BEGIN

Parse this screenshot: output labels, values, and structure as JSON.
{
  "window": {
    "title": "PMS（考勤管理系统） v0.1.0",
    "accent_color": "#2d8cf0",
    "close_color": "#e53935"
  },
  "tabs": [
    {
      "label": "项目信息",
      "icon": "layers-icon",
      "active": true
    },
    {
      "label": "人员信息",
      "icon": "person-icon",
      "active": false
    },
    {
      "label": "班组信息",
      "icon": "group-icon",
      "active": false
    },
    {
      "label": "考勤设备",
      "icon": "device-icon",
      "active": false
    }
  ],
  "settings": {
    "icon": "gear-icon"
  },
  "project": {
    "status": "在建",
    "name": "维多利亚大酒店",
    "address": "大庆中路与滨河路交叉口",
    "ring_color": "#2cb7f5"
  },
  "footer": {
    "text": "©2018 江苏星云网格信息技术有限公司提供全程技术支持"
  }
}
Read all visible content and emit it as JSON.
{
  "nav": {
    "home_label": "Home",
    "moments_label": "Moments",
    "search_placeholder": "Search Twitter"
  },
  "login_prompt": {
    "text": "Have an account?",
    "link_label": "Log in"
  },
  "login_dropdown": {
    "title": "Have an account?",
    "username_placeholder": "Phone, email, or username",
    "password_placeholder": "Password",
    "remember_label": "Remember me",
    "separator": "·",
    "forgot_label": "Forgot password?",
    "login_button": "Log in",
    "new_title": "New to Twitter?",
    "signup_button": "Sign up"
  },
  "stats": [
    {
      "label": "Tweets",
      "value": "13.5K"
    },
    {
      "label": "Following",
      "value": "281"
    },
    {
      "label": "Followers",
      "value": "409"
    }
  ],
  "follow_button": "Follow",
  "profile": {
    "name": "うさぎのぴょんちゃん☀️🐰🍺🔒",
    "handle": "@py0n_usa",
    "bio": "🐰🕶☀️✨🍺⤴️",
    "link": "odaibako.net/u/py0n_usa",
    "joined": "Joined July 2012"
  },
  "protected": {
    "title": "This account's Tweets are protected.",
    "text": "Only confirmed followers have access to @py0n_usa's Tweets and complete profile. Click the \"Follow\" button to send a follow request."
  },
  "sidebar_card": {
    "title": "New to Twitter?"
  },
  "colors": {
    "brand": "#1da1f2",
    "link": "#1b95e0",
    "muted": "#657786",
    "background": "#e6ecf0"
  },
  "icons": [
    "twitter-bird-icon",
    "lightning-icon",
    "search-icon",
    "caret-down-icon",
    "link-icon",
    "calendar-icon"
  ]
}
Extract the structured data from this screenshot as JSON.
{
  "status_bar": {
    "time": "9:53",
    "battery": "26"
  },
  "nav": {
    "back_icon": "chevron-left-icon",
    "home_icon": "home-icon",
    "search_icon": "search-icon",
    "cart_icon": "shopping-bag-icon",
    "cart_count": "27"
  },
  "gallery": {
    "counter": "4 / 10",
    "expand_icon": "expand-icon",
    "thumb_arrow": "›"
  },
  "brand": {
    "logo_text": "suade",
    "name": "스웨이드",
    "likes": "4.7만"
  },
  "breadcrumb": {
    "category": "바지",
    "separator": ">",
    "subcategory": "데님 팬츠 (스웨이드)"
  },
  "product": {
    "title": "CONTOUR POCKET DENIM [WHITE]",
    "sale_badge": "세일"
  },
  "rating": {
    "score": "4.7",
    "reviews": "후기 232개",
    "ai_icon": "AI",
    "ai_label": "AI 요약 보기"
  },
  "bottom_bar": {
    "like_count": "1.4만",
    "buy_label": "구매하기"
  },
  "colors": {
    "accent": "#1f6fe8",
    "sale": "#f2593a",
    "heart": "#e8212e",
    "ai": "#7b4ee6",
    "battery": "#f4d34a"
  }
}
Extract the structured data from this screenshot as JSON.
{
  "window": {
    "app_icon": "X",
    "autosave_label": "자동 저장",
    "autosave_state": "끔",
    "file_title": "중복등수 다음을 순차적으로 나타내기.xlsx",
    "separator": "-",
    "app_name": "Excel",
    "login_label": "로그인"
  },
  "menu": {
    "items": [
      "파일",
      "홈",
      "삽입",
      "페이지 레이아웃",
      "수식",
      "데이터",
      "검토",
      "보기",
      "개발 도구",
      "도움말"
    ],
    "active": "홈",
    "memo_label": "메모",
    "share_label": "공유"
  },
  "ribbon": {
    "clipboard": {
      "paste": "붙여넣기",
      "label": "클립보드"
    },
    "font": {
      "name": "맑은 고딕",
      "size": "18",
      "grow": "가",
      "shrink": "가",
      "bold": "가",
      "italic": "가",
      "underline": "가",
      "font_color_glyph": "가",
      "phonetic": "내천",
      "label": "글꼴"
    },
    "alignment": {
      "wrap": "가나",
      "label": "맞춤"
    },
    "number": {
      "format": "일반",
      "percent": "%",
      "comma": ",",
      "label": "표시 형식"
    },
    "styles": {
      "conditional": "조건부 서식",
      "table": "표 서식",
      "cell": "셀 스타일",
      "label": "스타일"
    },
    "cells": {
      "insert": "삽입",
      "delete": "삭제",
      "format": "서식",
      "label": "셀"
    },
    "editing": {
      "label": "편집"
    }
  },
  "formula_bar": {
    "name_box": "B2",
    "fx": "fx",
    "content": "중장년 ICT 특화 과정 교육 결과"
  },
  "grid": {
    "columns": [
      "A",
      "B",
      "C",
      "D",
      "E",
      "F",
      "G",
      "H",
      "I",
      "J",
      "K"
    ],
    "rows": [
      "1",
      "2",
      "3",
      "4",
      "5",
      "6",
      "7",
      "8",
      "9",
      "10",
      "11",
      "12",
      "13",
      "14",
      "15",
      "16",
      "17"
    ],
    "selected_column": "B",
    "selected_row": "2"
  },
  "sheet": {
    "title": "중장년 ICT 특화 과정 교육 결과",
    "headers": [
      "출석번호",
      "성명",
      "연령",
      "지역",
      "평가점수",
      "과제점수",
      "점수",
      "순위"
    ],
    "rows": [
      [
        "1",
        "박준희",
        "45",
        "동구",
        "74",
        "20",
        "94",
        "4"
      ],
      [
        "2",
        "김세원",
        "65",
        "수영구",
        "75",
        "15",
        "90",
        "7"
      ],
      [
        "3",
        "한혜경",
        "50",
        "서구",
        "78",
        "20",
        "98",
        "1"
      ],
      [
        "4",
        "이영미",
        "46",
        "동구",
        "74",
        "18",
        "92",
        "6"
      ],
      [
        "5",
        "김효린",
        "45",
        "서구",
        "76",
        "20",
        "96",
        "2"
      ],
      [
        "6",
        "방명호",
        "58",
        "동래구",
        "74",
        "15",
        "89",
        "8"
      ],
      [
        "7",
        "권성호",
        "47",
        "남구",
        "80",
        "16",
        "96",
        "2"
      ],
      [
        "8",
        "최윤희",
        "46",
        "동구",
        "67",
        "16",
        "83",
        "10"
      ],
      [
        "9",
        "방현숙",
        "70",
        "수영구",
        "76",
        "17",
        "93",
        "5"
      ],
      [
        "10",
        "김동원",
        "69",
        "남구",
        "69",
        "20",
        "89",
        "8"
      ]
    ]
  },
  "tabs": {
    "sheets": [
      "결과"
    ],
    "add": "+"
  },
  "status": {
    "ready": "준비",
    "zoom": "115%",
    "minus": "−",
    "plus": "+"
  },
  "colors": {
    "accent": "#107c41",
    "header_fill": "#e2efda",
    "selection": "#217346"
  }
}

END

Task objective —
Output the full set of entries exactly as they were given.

Problem solution —
Parse this screenshot: output labels, values, and structure as JSON.
{
  "window": {
    "title": "PMS（考勤管理系统） v0.1.0",
    "accent_color": "#2d8cf0",
    "close_color": "#e53935"
  },
  "tabs": [
    {
      "label": "项目信息",
      "icon": "layers-icon",
      "active": true
    },
    {
      "label": "人员信息",
      "icon": "person-icon",
      "active": false
    },
    {
      "label": "班组信息",
      "icon": "group-icon",
      "active": false
    },
    {
      "label": "考勤设备",
      "icon": "device-icon",
      "active": false
    }
  ],
  "settings": {
    "icon": "gear-icon"
  },
  "project": {
    "status": "在建",
    "name": "维多利亚大酒店",
    "address": "大庆中路与滨河路交叉口",
    "ring_color": "#2cb7f5"
  },
  "footer": {
    "text": "©2018 江苏星云网格信息技术有限公司提供全程技术支持"
  }
}
Read all visible content and emit it as JSON.
{
  "nav": {
    "home_label": "Home",
    "moments_label": "Moments",
    "search_placeholder": "Search Twitter"
  },
  "login_prompt": {
    "text": "Have an account?",
    "link_label": "Log in"
  },
  "login_dropdown": {
    "title": "Have an account?",
    "username_placeholder": "Phone, email, or username",
    "password_placeholder": "Password",
    "remember_label": "Remember me",
    "separator": "·",
    "forgot_label": "Forgot password?",
    "login_button": "Log in",
    "new_title": "New to Twitter?",
    "signup_button": "Sign up"
  },
  "stats": [
    {
      "label": "Tweets",
      "value": "13.5K"
    },
    {
      "label": "Following",
      "value": "281"
    },
    {
      "label": "Followers",
      "value": "409"
    }
  ],
  "follow_button": "Follow",
  "profile": {
    "name": "うさぎのぴょんちゃん☀️🐰🍺🔒",
    "handle": "@py0n_usa",
    "bio": "🐰🕶☀️✨🍺⤴️",
    "link": "odaibako.net/u/py0n_usa",
    "joined": "Joined July 2012"
  },
  "protected": {
    "title": "This account's Tweets are protected.",
    "text": "Only confirmed followers have access to @py0n_usa's Tweets and complete profile. Click the \"Follow\" button to send a follow request."
  },
  "sidebar_card": {
    "title": "New to Twitter?"
  },
  "colors": {
    "brand": "#1da1f2",
    "link": "#1b95e0",
    "muted": "#657786",
    "background": "#e6ecf0"
  },
  "icons": [
    "twitter-bird-icon",
    "lightning-icon",
    "search-icon",
    "caret-down-icon",
    "link-icon",
    "calendar-icon"
  ]
}
Extract the structured data from this screenshot as JSON.
{
  "status_bar": {
    "time": "9:53",
    "battery": "26"
  },
  "nav": {
    "back_icon": "chevron-left-icon",
    "home_icon": "home-icon",
    "search_icon": "search-icon",
    "cart_icon": "shopping-bag-icon",
    "cart_count": "27"
  },
  "gallery": {
    "counter": "4 / 10",
    "expand_icon": "expand-icon",
    "thumb_arrow": "›"
  },
  "brand": {
    "logo_text": "suade",
    "name": "스웨이드",
    "likes": "4.7만"
  },
  "breadcrumb": {
    "category": "바지",
    "separator": ">",
    "subcategory": "데님 팬츠 (스웨이드)"
  },
  "product": {
    "title": "CONTOUR POCKET DENIM [WHITE]",
    "sale_badge": "세일"
  },
  "rating": {
    "score": "4.7",
    "reviews": "후기 232개",
    "ai_icon": "AI",
    "ai_label": "AI 요약 보기"
  },
  "bottom_bar": {
    "like_count": "1.4만",
    "buy_label": "구매하기"
  },
  "colors": {
    "accent": "#1f6fe8",
    "sale": "#f2593a",
    "heart": "#e8212e",
    "ai": "#7b4ee6",
    "battery": "#f4d34a"
  }
}
Extract the structured data from this screenshot as JSON.
{
  "window": {
    "app_icon": "X",
    "autosave_label": "자동 저장",
    "autosave_state": "끔",
    "file_title": "중복등수 다음을 순차적으로 나타내기.xlsx",
    "separator": "-",
    "app_name": "Excel",
    "login_label": "로그인"
  },
  "menu": {
    "items": [
      "파일",
      "홈",
      "삽입",
      "페이지 레이아웃",
      "수식",
      "데이터",
      "검토",
      "보기",
      "개발 도구",
      "도움말"
    ],
    "active": "홈",
    "memo_label": "메모",
    "share_label": "공유"
  },
  "ribbon": {
    "clipboard": {
      "paste": "붙여넣기",
      "label": "클립보드"
    },
    "font": {
      "name": "맑은 고딕",
      "size": "18",
      "grow": "가",
      "shrink": "가",
      "bold": "가",
      "italic": "가",
      "underline": "가",
      "font_color_glyph": "가",
      "phonetic": "내천",
      "label": "글꼴"
    },
    "alignment": {
      "wrap": "가나",
      "label": "맞춤"
    },
    "number": {
      "format": "일반",
      "percent": "%",
      "comma": ",",
      "label": "표시 형식"
    },
    "styles": {
      "conditional": "조건부 서식",
      "table": "표 서식",
      "cell": "셀 스타일",
      "label": "스타일"
    },
    "cells": {
      "insert": "삽입",
      "delete": "삭제",
      "format": "서식",
      "label": "셀"
    },
    "editing": {
      "label": "편집"
    }
  },
  "formula_bar": {
    "name_box": "B2",
    "fx": "fx",
    "content": "중장년 ICT 특화 과정 교육 결과"
  },
  "grid": {
    "columns": [
      "A",
      "B",
      "C",
      "D",
      "E",
      "F",
      "G",
      "H",
      "I",
      "J",
      "K"
    ],
    "rows": [
      "1",
      "2",
      "3",
      "4",
      "5",
      "6",
      "7",
      "8",
      "9",
      "10",
      "11",
      "12",
      "13",
      "14",
      "15",
      "16",
      "17"
    ],
    "selected_column": "B",
    "selected_row": "2"
  },
  "sheet": {
    "title": "중장년 ICT 특화 과정 교육 결과",
    "headers": [
      "출석번호",
      "성명",
      "연령",
      "지역",
      "평가점수",
      "과제점수",
      "점수",
      "순위"
    ],
    "rows": [
      [
        "1",
        "박준희",
        "45",
        "동구",
        "74",
        "20",
        "94",
        "4"
      ],
      [
        "2",
        "김세원",
        "65",
        "수영구",
        "75",
        "15",
        "90",
        "7"
      ],
      [
        "3",
        "한혜경",
        "50",
        "서구",
        "78",
        "20",
        "98",
        "1"
      ],
      [
        "4",
        "이영미",
        "46",
        "동구",
        "74",
        "18",
        "92",
        "6"
      ],
      [
        "5",
        "김효린",
        "45",
        "서구",
        "76",
        "20",
        "96",
        "2"
      ],
      [
        "6",
        "방명호",
        "58",
        "동래구",
        "74",
        "15",
        "89",
        "8"
      ],
      [
        "7",
        "권성호",
        "47",
        "남구",
        "80",
        "16",
        "96",
        "2"
      ],
      [
        "8",
        "최윤희",
        "46",
        "동구",
        "67",
        "16",
        "83",
        "10"
      ],
      [
        "9",
        "방현숙",
        "70",
        "수영구",
        "76",
        "17",
        "93",
        "5"
      ],
      [
        "10",
        "김동원",
        "69",
        "남구",
        "69",
        "20",
        "89",
        "8"
      ]
    ]
  },
  "tabs": {
    "sheets": [
      "결과"
    ],
    "add": "+"
  },
  "status": {
    "ready": "준비",
    "zoom": "115%",
    "minus": "−",
    "plus": "+"
  },
  "colors": {
    "accent": "#107c41",
    "header_fill": "#e2efda",
    "selection": "#217346"
  }
}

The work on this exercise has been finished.